Disaster Relief Grants
When disaster hits a community, people want to help. Often, that takes the form of contributing financially to organizations that they trust—organizations that they know have the relationships necessary to convert monetary donations into real-life support for the people who need it.
The Unitarian Universalist Association (UUA) amplifies the voices and ministries of our faith, in part through supporting UU congregations and communities. As a part of our covenant, we know that if we can’t support one another in times of crisis, it is unreasonable to expect us to be able to support others outside our congregations and communities.
What Gets Funded
The UUA's Disaster Relief Fund awards grants to Unitarian Universalist congregations and affiliated non-profit organizations. Grants from the Disaster Relief Fund help congregations care for their buildings and the needs of their members, as well as supporting people in the community, especially those who may not be eligible for other grant programs.
Disaster Relief grants have been used for mold remediation in sanctuaries, tree removal, immediate evacuation needs, and more. In addition, the UUA understands the connection between disaster relief and justice making: it is the most vulnerable populations who suffer worst in a disaster. Disaster relief grants to our UU congregations and organizations not only help other Unitarian Universalists, they can also support on-the-ground relief efforts through existing partnerships that congregations already have. These grants encourage congregations to build coalitions to meet the needs of their communities.
In addition to support for congregation’s buildings, members, and community partners, we also increase awareness of and build good will for our faith. For instance, the St. John, Virgin Islands, fellowship applied for and received a grant which aided the private school in which they meet. This grant funded repairs needed to allow the school to open their doors to all the children of St. John at a time when no public schools were open.
Grants are made to Unitarian Universalist congregations and affiliated non-profit organizations that are in covenant with the Unitarian Universalist Association; and are a part of a community suffering a devastating disaster, where a disaster is defined by:
Significant loss of life, injury or displacement; or
Significant impact on a congregation’s livelihood and capacity to respond; or
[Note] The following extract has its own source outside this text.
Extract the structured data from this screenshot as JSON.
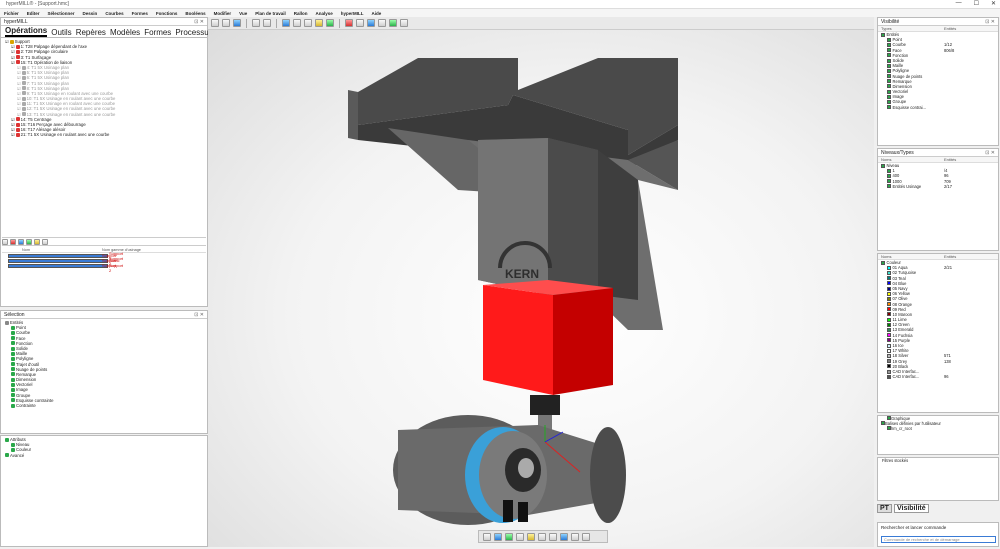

Significant impact on vulnerable populations— children, the elderly, veterans, the uninsured, and people with disabilities, for example; or
Heightened national media attention; or
FEMA declaration of a major disaster.
Priority is given to immediate and intermediate disaster relief needs such as building repairs, food, water, shelter, sanitation, health care, and needs related to return to school and work. Priority is also given to support vulnerable people and communities. We welcome projects that creatively address community needs in partnership with local organizations. Please be as concrete as possible.
Grants are not made to individuals or for training. Though we recognize the need for disaster preparedness, we are not prepared to fund training initiatives at this time.
Unless there are extenuating circumstances, the maximum grant given at one time is $50,000. Additional grant applications may be submitted after a 60-day follow-up form is completed on the initial grant.
How To Apply
Congregations and affiliated UU entities may complete a Disaster Relief Fund Grant Application online. Applications are reviewed by the Disaster Relief Fund Application Review team, which is made up of UUA staff from Congregational Life in each region and the Stewardship and Development Department.
Other Sources of Funding
In addition to funding from the UUA’s Disaster Relief Fund, you may be eligible for funding from FEMA for natural disasters. They have programs specifically for Places of Worship (private non-profits) that you can find here on the FEMA website.
There is also a YouTube video about the process.